Write out every line below that contains "label".

── Supplied records

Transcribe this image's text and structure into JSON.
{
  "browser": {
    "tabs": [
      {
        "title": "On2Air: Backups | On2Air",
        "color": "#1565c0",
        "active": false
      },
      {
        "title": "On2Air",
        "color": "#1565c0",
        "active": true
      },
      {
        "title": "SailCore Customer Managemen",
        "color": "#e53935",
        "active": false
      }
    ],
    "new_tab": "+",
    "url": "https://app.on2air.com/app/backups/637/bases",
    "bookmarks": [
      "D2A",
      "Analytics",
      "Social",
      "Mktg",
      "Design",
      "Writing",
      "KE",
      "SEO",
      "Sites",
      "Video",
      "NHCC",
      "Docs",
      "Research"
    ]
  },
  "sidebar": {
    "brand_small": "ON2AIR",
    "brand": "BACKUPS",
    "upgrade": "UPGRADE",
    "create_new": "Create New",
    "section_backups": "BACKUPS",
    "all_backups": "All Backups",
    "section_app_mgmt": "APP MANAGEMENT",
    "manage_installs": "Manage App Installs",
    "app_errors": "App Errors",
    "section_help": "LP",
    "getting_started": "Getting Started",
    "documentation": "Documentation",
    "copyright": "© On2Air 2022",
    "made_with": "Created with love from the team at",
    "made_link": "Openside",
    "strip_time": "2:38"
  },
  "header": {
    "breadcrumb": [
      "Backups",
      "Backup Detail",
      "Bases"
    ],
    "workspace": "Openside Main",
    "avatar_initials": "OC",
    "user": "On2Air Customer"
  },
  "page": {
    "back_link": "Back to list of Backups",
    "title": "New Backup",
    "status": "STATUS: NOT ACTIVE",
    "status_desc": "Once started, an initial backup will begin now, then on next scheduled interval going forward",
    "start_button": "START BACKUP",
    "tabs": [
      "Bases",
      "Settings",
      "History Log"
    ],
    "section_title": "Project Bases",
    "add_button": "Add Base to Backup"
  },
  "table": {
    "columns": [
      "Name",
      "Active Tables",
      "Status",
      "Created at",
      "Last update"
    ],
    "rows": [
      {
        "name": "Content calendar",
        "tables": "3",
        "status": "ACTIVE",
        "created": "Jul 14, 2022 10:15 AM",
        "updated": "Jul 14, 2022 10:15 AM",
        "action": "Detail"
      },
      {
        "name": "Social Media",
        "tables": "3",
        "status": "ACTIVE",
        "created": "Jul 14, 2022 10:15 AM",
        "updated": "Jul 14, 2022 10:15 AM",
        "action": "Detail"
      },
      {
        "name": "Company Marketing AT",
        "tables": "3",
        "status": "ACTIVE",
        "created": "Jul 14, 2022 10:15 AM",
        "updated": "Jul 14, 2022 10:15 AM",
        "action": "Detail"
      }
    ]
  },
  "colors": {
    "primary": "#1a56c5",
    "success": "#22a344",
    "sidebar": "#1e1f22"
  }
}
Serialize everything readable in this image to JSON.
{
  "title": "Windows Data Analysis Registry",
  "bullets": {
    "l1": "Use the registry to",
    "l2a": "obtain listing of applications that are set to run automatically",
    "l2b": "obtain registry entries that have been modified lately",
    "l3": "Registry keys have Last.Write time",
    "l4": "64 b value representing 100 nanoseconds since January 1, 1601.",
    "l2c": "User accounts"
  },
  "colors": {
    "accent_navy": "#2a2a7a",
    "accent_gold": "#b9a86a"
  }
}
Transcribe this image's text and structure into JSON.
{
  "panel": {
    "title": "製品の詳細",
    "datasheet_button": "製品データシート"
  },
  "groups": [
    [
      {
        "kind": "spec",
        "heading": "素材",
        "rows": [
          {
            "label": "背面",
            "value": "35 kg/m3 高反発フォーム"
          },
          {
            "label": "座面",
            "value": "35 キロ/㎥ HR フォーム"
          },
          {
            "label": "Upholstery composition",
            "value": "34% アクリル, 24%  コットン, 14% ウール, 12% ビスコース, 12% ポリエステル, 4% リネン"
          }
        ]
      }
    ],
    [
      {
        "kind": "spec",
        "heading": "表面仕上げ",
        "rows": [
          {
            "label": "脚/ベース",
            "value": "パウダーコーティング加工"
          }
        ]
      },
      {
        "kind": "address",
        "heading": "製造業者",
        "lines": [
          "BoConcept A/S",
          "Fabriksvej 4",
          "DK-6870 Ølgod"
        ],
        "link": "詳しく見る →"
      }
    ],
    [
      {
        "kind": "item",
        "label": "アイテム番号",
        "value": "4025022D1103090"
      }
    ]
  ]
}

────

→ **Exercise result**
            "label": "背面",
            "label": "座面",
            "label": "Upholstery composition",
            "label": "脚/ベース",
        "label": "アイテム番号",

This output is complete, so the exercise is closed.